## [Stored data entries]
↓

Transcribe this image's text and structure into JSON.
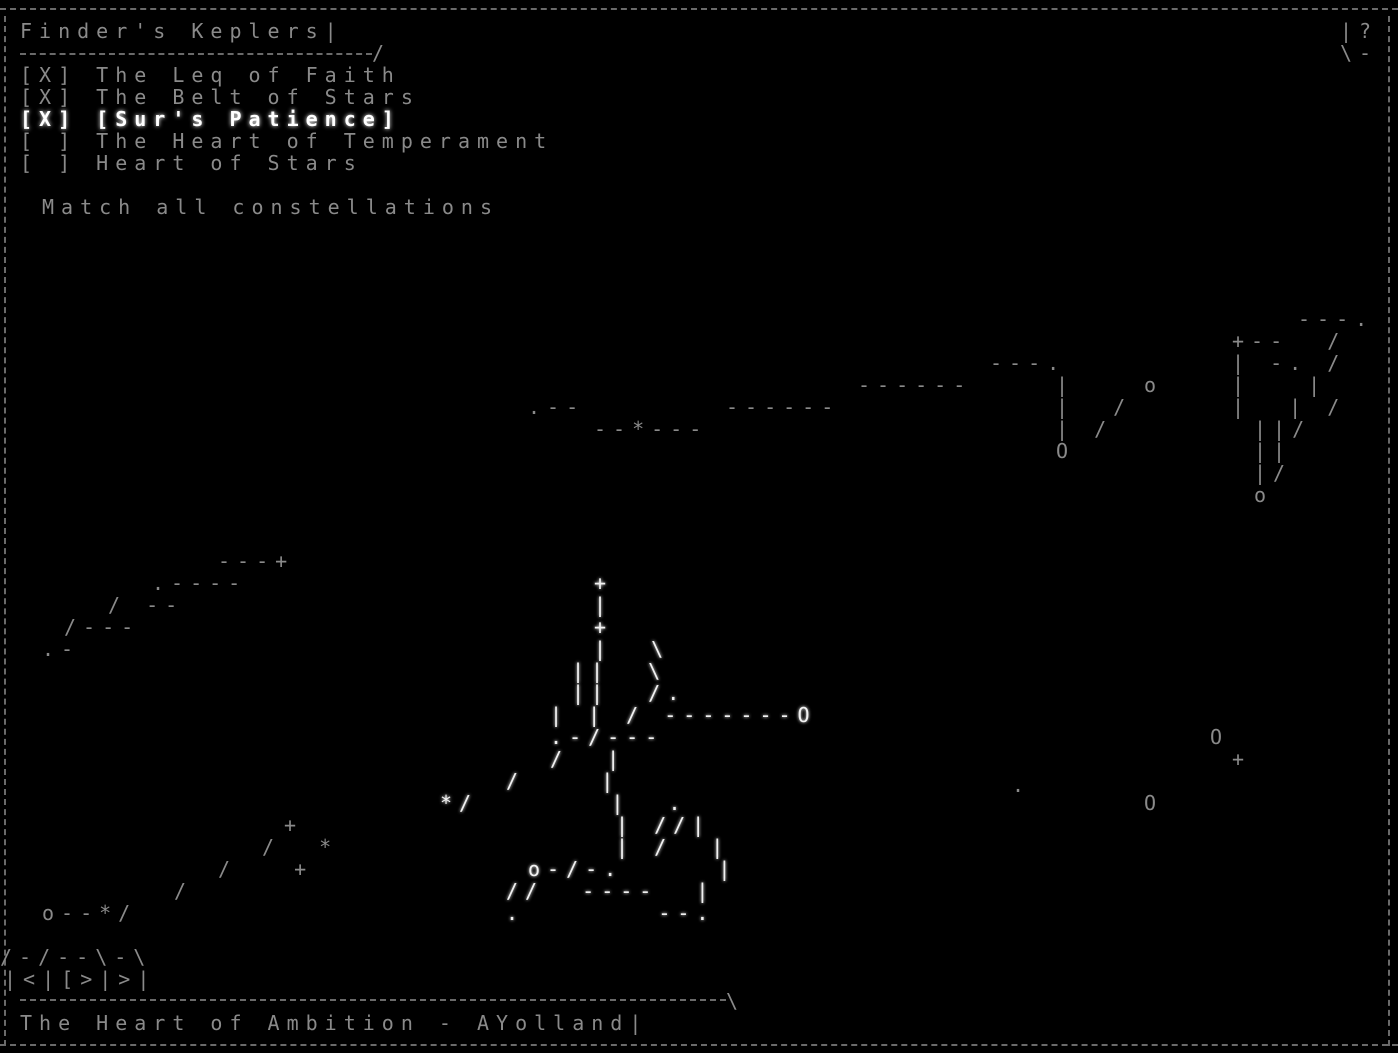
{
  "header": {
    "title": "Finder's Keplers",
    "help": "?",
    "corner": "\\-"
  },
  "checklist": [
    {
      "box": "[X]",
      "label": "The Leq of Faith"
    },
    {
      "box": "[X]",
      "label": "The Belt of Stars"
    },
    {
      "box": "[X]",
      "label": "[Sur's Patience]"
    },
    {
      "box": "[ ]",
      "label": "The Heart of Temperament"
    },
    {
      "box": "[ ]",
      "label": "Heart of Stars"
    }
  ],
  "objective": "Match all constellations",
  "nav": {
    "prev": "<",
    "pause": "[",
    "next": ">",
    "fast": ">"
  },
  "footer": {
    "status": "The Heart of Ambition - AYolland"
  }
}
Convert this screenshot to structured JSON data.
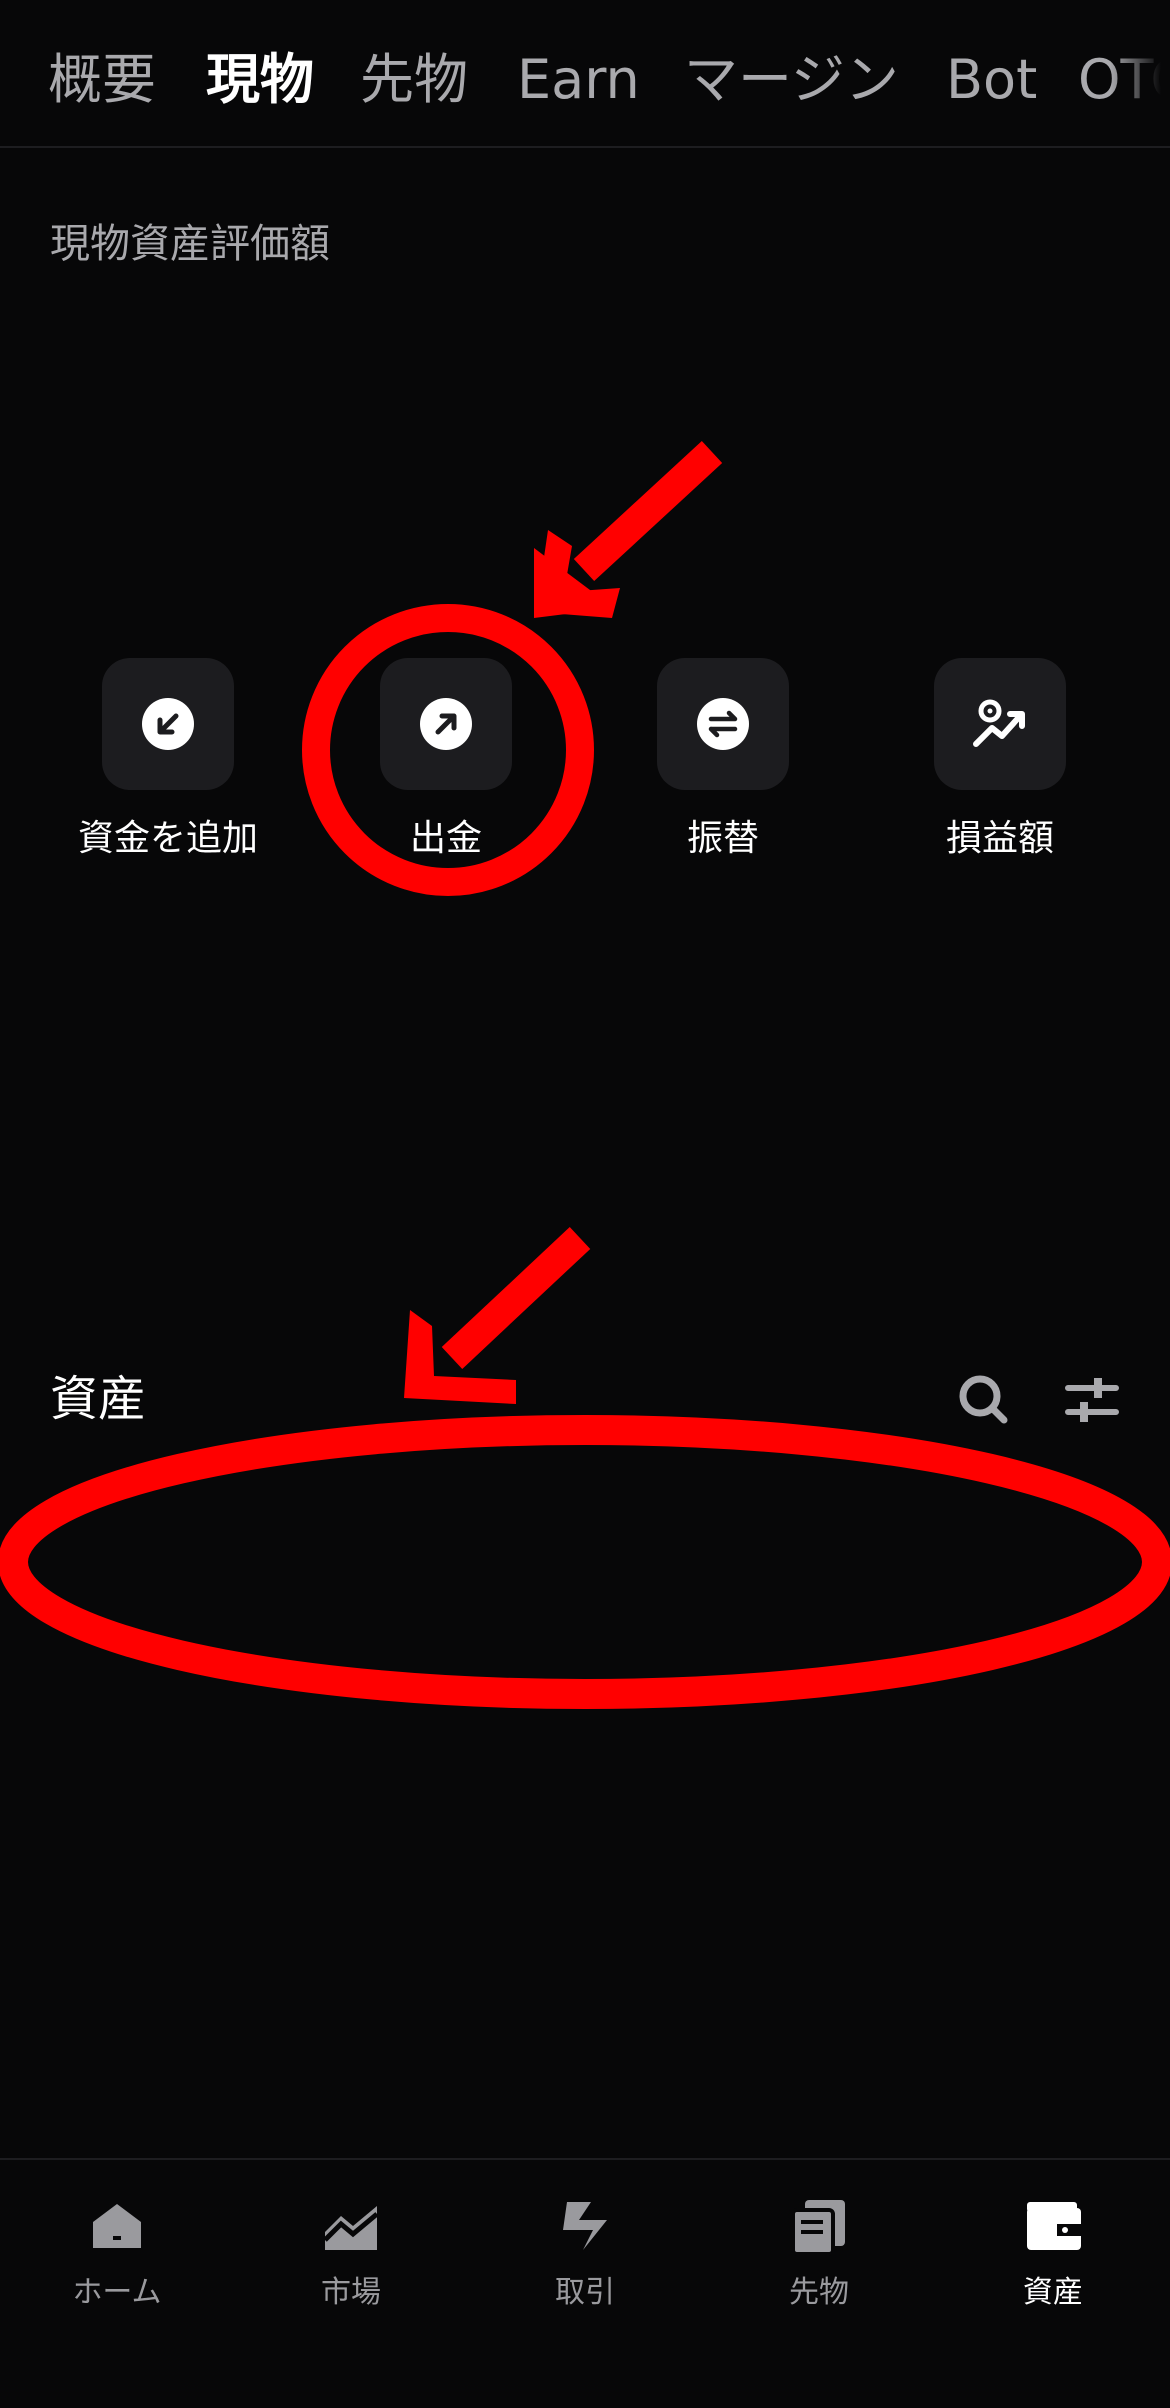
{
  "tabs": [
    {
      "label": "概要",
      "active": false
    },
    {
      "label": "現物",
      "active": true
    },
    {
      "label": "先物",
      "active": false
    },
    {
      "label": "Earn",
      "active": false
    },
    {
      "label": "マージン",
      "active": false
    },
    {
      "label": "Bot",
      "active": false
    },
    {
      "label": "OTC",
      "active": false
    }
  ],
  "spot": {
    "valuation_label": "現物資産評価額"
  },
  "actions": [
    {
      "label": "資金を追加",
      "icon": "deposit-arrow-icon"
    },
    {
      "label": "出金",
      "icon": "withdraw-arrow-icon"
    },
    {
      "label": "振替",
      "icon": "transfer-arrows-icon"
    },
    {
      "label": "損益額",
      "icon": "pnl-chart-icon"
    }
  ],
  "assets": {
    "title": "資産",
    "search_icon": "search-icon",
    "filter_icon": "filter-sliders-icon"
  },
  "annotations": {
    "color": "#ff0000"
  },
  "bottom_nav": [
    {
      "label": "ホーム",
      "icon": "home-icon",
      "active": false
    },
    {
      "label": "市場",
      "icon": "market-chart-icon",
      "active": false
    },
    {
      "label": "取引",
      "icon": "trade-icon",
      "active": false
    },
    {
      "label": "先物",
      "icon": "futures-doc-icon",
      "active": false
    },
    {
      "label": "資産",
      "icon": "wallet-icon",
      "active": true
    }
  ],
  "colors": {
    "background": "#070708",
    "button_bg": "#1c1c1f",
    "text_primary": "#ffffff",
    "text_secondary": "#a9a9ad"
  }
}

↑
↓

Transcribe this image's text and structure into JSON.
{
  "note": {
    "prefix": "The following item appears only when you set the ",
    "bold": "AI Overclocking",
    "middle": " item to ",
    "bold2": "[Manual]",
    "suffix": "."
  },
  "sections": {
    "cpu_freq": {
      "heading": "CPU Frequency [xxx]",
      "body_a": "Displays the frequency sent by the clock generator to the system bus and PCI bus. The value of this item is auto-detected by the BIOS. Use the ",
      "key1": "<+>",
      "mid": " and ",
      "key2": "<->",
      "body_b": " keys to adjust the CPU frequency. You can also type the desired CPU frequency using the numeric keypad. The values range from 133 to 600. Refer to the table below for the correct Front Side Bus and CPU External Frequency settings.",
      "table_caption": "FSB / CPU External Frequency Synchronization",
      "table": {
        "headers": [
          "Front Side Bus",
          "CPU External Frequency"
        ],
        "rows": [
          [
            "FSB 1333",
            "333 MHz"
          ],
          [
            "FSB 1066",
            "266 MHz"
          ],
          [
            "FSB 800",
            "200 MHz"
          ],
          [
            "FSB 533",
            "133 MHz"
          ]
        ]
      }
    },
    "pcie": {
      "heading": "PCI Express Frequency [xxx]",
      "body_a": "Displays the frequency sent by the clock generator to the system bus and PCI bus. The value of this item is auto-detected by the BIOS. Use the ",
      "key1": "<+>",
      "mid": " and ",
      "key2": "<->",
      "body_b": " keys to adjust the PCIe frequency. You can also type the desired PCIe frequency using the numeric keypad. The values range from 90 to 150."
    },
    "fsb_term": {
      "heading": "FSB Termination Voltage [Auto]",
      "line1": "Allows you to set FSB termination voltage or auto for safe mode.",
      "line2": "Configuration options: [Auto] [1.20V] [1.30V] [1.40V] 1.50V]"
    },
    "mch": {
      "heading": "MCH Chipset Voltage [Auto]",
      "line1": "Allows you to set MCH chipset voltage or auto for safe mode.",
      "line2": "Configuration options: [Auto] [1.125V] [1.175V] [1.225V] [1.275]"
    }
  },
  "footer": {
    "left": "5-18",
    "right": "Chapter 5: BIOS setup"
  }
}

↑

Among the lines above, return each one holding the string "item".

    "prefix": "The following item appears only when you set the ",
    "middle": " item to ",
      "body_a": "Displays the frequency sent by the clock generator to the system bus and PCI bus. The value of this item is auto-detected by the BIOS. Use the ",
      "body_a": "Displays the frequency sent by the clock generator to the system bus and PCI bus. The value of this item is auto-detected by the BIOS. Use the ",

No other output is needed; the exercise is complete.